Essex could lead the way for the revival of the UK’s regional economies in the post Brexit era, but still has challenges to overcome.
The findings of a unique report into the strengths and weaknesses of the Greater Essex economy by a team of 12 leading academics, business leaders and economists have been revealed today (Tuesday 31st January 2017).
The report, compiled by the Essex Economic Commission which is chaired by leading economist Dr Andrew Sentance CBE, has been assembled to provide independent advice and analysis to partners, providing robust evidence to support decision making in the county.
The commission is the only one of its kind in the UK, and its initial overview report on Greater Essex reveals that:
· Unemployment is below the UK average
· Start-up businesses are strong, but not (yet) delivering strong growth
· Greater Essex is attracting inward investors and building ‘opportunity sectors’
· Apprentice numbers are above the regional average
· Key assets are seaports and airports, major and rail routes, and proximity to London and the London-Cambridge corridor
It also reveals several areas which could be targeted for improvement, including:
· Growth has been slower than the UK average over last 10 years
· Gross Value Add per employee is the lowest in the South East and East Anglia
· Greater Essex has the 4th largest economy in East Anglia and the South East, but growth has been the slowest in the region
· Skills performance is improving, but is failing to close the gap with the rest of the UK

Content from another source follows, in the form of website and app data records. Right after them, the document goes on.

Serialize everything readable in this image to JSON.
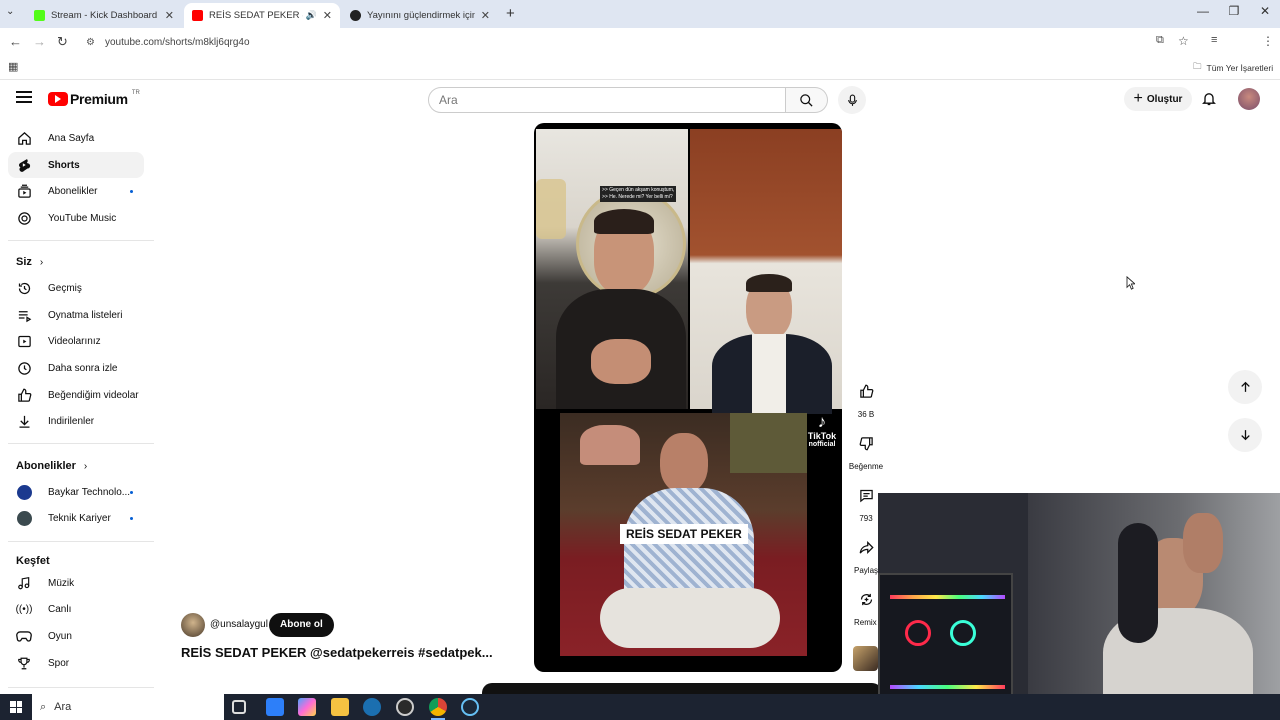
{
  "browser": {
    "tabs": [
      {
        "title": "Stream - Kick Dashboard",
        "color": "#53fc18"
      },
      {
        "title": "REİS SEDAT PEKER @sedatp",
        "color": "#ff0000"
      },
      {
        "title": "Yayınını güçlendirmek için en iyi",
        "color": "#222222"
      }
    ],
    "url": "youtube.com/shorts/m8klj6qrg4o",
    "bookmarks_label": "Tüm Yer İşaretleri"
  },
  "header": {
    "logo_text": "Premium",
    "logo_region": "TR",
    "search_placeholder": "Ara",
    "create_label": "Oluştur"
  },
  "sidebar": {
    "main": [
      {
        "label": "Ana Sayfa",
        "icon": "home-icon"
      },
      {
        "label": "Shorts",
        "icon": "shorts-icon",
        "selected": true
      },
      {
        "label": "Abonelikler",
        "icon": "subscriptions-icon",
        "dot": true
      },
      {
        "label": "YouTube Music",
        "icon": "music-icon"
      }
    ],
    "you_title": "Siz",
    "you": [
      {
        "label": "Geçmiş",
        "icon": "history-icon"
      },
      {
        "label": "Oynatma listeleri",
        "icon": "playlists-icon"
      },
      {
        "label": "Videolarınız",
        "icon": "your-videos-icon"
      },
      {
        "label": "Daha sonra izle",
        "icon": "watch-later-icon"
      },
      {
        "label": "Beğendiğim videolar",
        "icon": "liked-icon"
      },
      {
        "label": "İndirilenler",
        "icon": "download-icon"
      }
    ],
    "subs_title": "Abonelikler",
    "subs": [
      {
        "label": "Baykar Technolo...",
        "dot": true
      },
      {
        "label": "Teknik Kariyer",
        "dot": true
      }
    ],
    "explore_title": "Keşfet",
    "explore": [
      {
        "label": "Müzik",
        "icon": "music-note-icon"
      },
      {
        "label": "Canlı",
        "icon": "live-icon"
      },
      {
        "label": "Oyun",
        "icon": "gaming-icon"
      },
      {
        "label": "Spor",
        "icon": "trophy-icon"
      }
    ]
  },
  "short": {
    "channel": "@unsalaygul",
    "subscribe_label": "Abone ol",
    "title": "REİS SEDAT PEKER @sedatpekerreis #sedatpek...",
    "overlay_caption": "REİS SEDAT PEKER",
    "tiktok_label": "TikTok",
    "tiktok_handle": "nofficial",
    "text_overlay_1": ">> Geçen dün akşam konuştum,",
    "text_overlay_2": ">> He. Nerede mi? Yer belli mi?",
    "likes": "36 B",
    "dislike_label": "Beğenme",
    "comments": "793",
    "share_label": "Paylaş",
    "remix_label": "Remix"
  },
  "taskbar": {
    "search_placeholder": "Ara"
  }
}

Dr Sentance, one of the country’s leading economists, having worked both as senior economic adviser to PricewaterhouseCoopers (PwC) and as a member of the Bank of England’s monetary policy committee, said:
“There are considerable challenges for the UK’s regional economies in the post- Brexit world, but there are also huge opportunities for regions such as Greater Essex.

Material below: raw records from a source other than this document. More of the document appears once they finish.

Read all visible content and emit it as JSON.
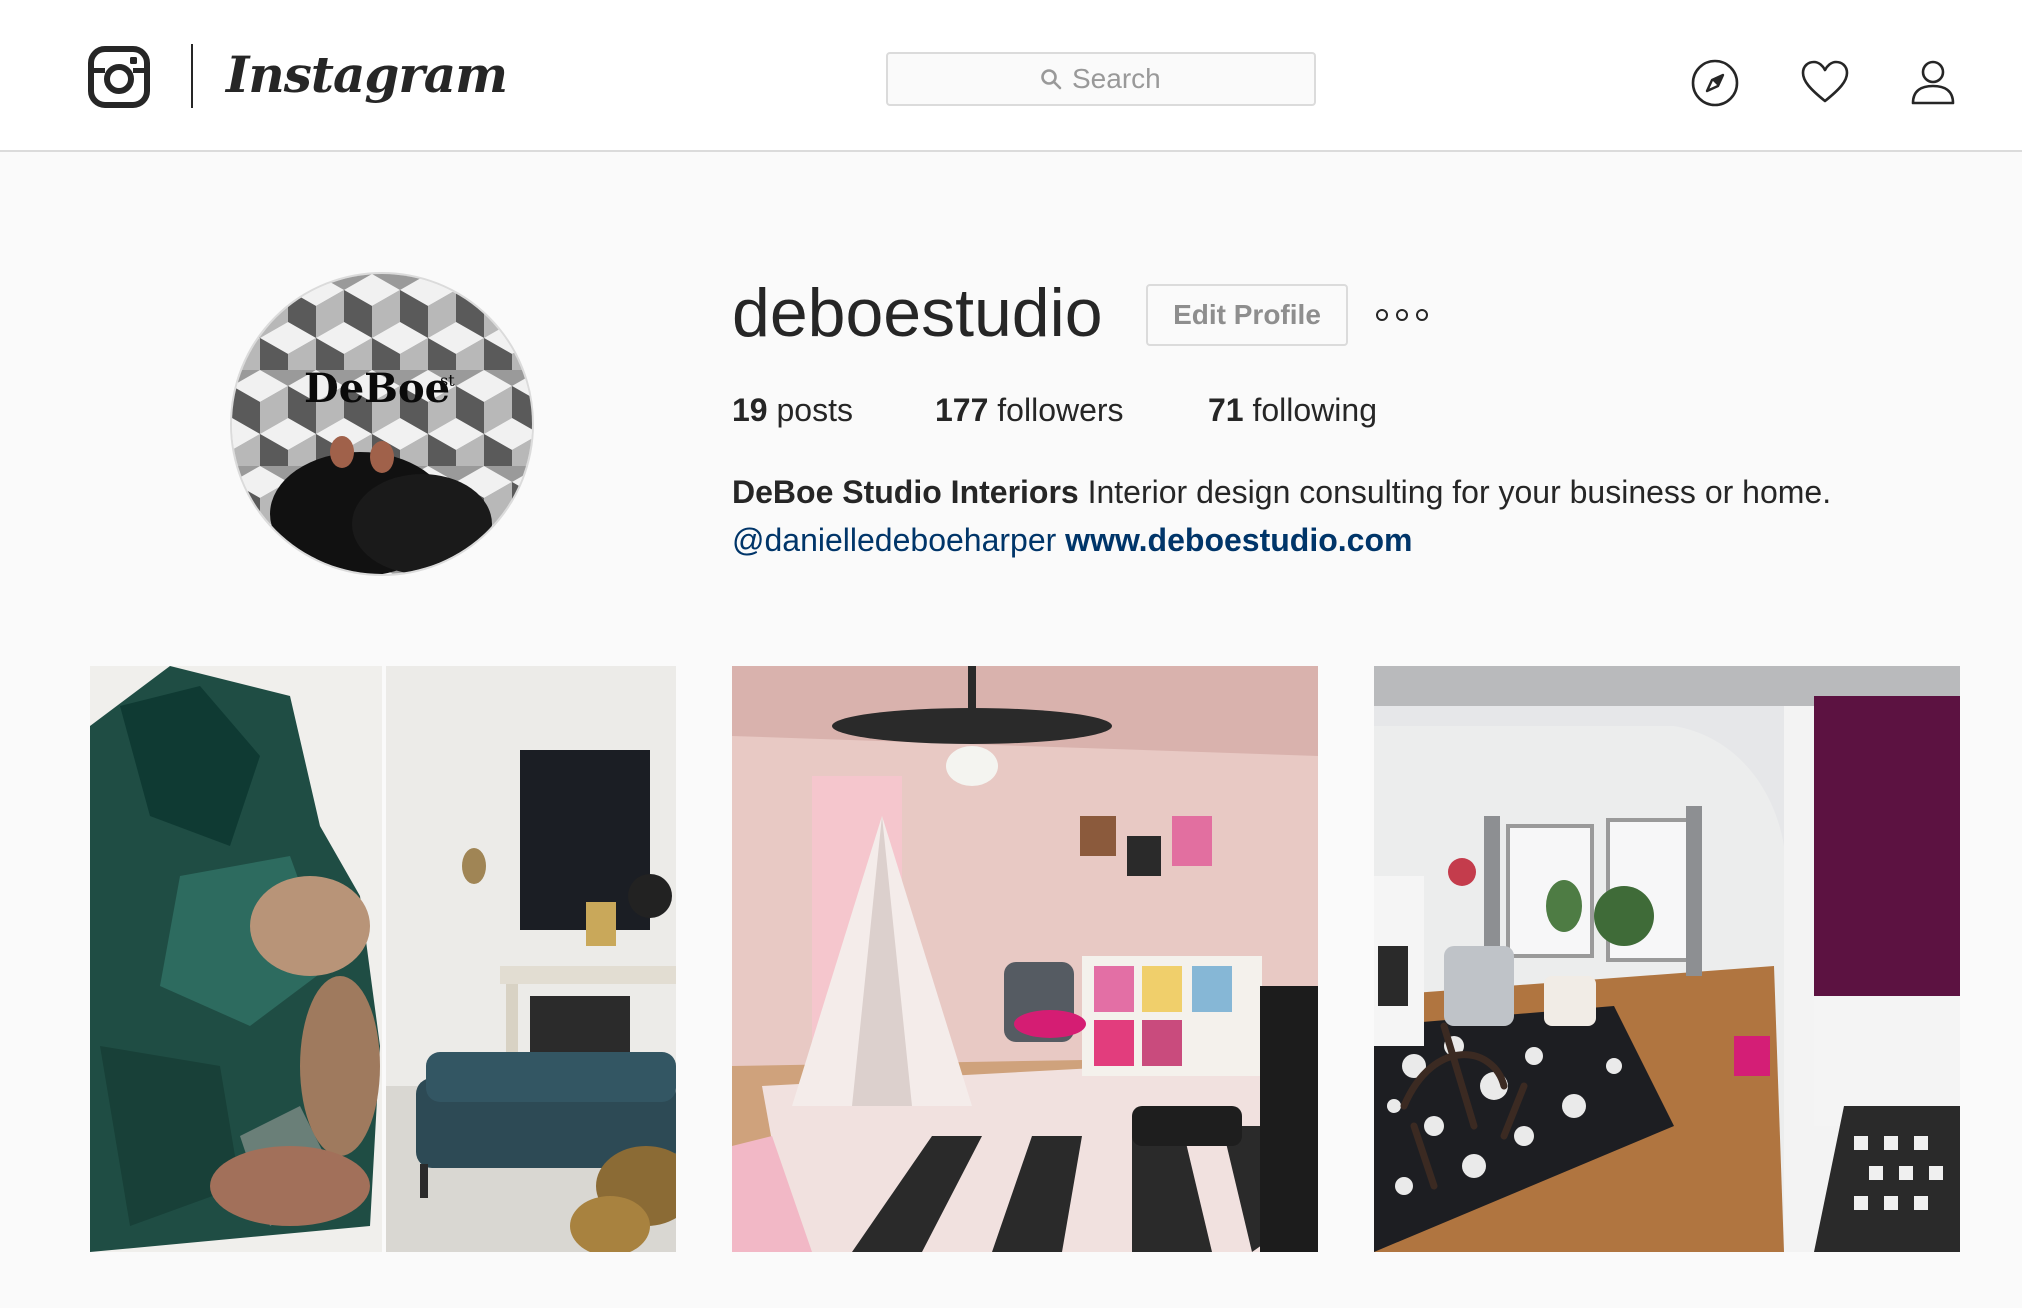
{
  "header": {
    "logo_text": "Instagram",
    "search": {
      "placeholder": "Search"
    },
    "nav": [
      {
        "icon": "compass-icon",
        "label": "Explore"
      },
      {
        "icon": "heart-icon",
        "label": "Activity"
      },
      {
        "icon": "person-icon",
        "label": "Profile"
      }
    ]
  },
  "profile": {
    "avatar_text": "DeBoe",
    "avatar_superscript": "st",
    "username": "deboestudio",
    "edit_button": "Edit Profile",
    "stats": {
      "posts_count": "19",
      "posts_label": "posts",
      "followers_count": "177",
      "followers_label": "followers",
      "following_count": "71",
      "following_label": "following"
    },
    "bio": {
      "name": "DeBoe Studio Interiors",
      "text": "Interior design consulting for your business or home.",
      "mention": "@danielledeboeharper",
      "link": "www.deboestudio.com"
    }
  },
  "posts": [
    {
      "subject": "Green crystal mineral and living room with teal tufted sofa"
    },
    {
      "subject": "Pink girls bedroom with teepee and striped rug"
    },
    {
      "subject": "Living room with rocking chair and patterned rug"
    }
  ],
  "colors": {
    "background": "#fafafa",
    "border": "#dbdbdb",
    "text": "#262626",
    "link": "#003569",
    "muted": "#8e8e8e"
  }
}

“This unique research will help Essex plan effectively for that world. It helps decision makers in business and government understand the specific challenges for regions and counties which are multi-centred and diverse in their economic make-up.
“Regions have got to be effective in harnessing post-Brexit opportunities – we have to get all of our regions, not just the Northern powerhouse, firing on all four cylinders to take advantage of the new economic order outside of the EU.”
Managing Director Defence of Harlow-based Raytheon UK, Ray Donelson, said:
“Raytheon UK can contribute to making Essex one of the fastest-growing economies outside of the capital through investing in a range of advanced technologies, developing skills in the region, as well as forging great partnerships with local businesses and academic institutions.”
The full report and details on the Essex Economic Commission are available at http://www.essexgrowth.co.uk/